(I would also feel remiss if I did not mention, at least in passing, that Plath’s appropriation of holocaust imagery as a metaphor for personal pain — be it her own or her fictional narrator’s — is narcissistic at best and highly offensive at worst. It’s up to the individual reader to decide whether this is something he or she can see past.)
One of the most remarkable aspects of this very remarkable poem, however, is Plath’s intense awareness of style. Literary scholar Helen Vendler notes that “almost every stanza of ‘Lady Lazarus’ picks up a new possibility” for the poet’s voice. To bring such a work to life, a reader must be able to keep up with each writhing, twisting line as it darts off into unexpected territory. Plath not only navigates the mottled stylistic patchwork of her poem, but also tames it to such a degree that her reading carries a narrative arc all its own. Plath spits out the opening stanzas like a boast, proclaiming the uniqueness of her “gift,” even as she draws comparisons between herself and some of the more horrifying relics of the Nazi death camps. Yet listen carefully around the 30-second mark, where she intones:
Can you deny
The nose, the eye pits, the full set of teeth?
The sour breath
Will vanish in a day.
You can hear the arrogance draining away, replaced with a horror so weary and abject it feels spontaneous. When she warns us that “Soon, soon the flesh/ The grave cave ate will be/ At home on me,” she sounds nearly in tears. The sense of despair is so palpable, you half expect Plath to falter and beg off, but by the time she lights on the next stanza, a hint of playful mockery has crept back into her voice. It’s as though a death shroud has been peeled back from a corpse’s face to reveal a frozen, contemptuous grin.
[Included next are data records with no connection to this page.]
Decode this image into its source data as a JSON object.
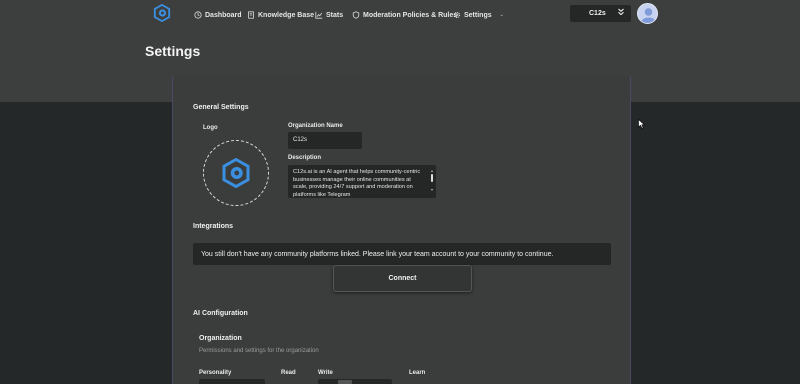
{
  "nav": {
    "items": [
      {
        "label": "Dashboard",
        "icon": "clock-icon"
      },
      {
        "label": "Knowledge Base",
        "icon": "book-icon"
      },
      {
        "label": "Stats",
        "icon": "chart-icon"
      },
      {
        "label": "Moderation Policies & Rules",
        "icon": "shield-icon"
      },
      {
        "label": "Settings",
        "icon": "gear-icon"
      }
    ],
    "org_selector": "C12s"
  },
  "page": {
    "title": "Settings"
  },
  "general": {
    "title": "General Settings",
    "logo_label": "Logo",
    "org_name_label": "Organization Name",
    "org_name_value": "C12s",
    "description_label": "Description",
    "description_value": "C12s.ai is an AI agent that helps community-centric businesses manage their online communities at scale, providing 24/7 support and moderation on platforms like Telegram"
  },
  "integrations": {
    "title": "Integrations",
    "notice": "You still don't have any community platforms linked. Please link your team account to your community to continue.",
    "connect_label": "Connect"
  },
  "ai_config": {
    "title": "AI Configuration",
    "org_title": "Organization",
    "org_subtitle": "Permissions and settings for the organization",
    "columns": {
      "personality": "Personality",
      "read": "Read",
      "write": "Write",
      "learn": "Learn"
    }
  },
  "colors": {
    "brand": "#3b8fe0",
    "page_bg": "#252828",
    "header_bg": "#3d3e3e",
    "card_bg": "#3b3d3d"
  }
}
This tension, this back-and-forth tug between the narrator’s strength and her vulnerability, is what fuels the drama of this particular recording. It’s as though she wants to take back ownership of her life and her condition by feigning a cavalier attitude toward her awful twilight existence. She builds up walls of irony and disdain in an effort to present a powerful and terrible face towards the sadistic doctors and gawping, “peanut-crunching crowds,” but her own hurt, bitterness, and fear keep finding a way through the cracks.
The poem ends with a stern warning, not just to the doctors and the rubbernecks, but to God and the Devil themselves:
Herr God, Herr Lucifer
Out of the ash
I rise with my red hair
And I eat men like air.
These stanzas are the last reversal, the final frames of every revenge fantasy in which the tormented protagonist visits terrible punishment upon those who have done her wrong. Yet there is nothing triumphant in Plath’s delivery, no force behind her blasphemous threat. There is only the infinite fatigue of one who no longer possesses the conviction to lie to herself. How strange and frightening that, in Plath’s own hands, her boldest assertion of personal power comes off sounding like a hopeless capitulation.